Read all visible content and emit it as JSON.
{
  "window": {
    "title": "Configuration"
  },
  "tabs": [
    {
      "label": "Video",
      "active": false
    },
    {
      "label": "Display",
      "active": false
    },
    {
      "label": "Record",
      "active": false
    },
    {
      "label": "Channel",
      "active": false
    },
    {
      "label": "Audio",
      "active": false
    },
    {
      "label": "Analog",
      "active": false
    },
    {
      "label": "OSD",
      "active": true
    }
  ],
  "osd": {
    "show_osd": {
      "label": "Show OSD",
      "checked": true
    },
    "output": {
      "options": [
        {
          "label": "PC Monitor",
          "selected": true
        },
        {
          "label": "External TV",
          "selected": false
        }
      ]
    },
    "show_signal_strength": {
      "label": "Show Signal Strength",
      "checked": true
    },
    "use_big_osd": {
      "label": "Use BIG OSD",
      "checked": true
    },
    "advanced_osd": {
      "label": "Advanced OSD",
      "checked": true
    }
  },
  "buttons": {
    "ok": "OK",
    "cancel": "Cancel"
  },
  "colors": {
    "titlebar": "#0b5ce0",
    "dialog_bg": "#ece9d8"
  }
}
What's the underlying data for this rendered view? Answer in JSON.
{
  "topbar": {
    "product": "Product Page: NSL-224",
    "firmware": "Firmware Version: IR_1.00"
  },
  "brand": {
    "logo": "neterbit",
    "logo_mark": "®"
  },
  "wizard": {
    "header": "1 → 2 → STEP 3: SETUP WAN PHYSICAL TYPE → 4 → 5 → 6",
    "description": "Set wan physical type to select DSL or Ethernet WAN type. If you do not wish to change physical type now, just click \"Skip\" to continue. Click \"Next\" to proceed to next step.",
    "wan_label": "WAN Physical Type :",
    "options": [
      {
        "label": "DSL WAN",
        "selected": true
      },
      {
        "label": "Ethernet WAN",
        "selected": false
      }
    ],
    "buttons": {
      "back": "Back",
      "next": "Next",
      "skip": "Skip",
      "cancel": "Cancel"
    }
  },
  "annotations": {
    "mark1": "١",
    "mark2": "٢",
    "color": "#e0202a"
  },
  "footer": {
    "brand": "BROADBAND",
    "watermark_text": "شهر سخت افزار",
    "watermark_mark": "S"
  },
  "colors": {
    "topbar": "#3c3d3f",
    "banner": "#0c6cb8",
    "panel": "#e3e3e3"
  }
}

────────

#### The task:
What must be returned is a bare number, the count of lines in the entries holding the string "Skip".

#### Exercise response:
2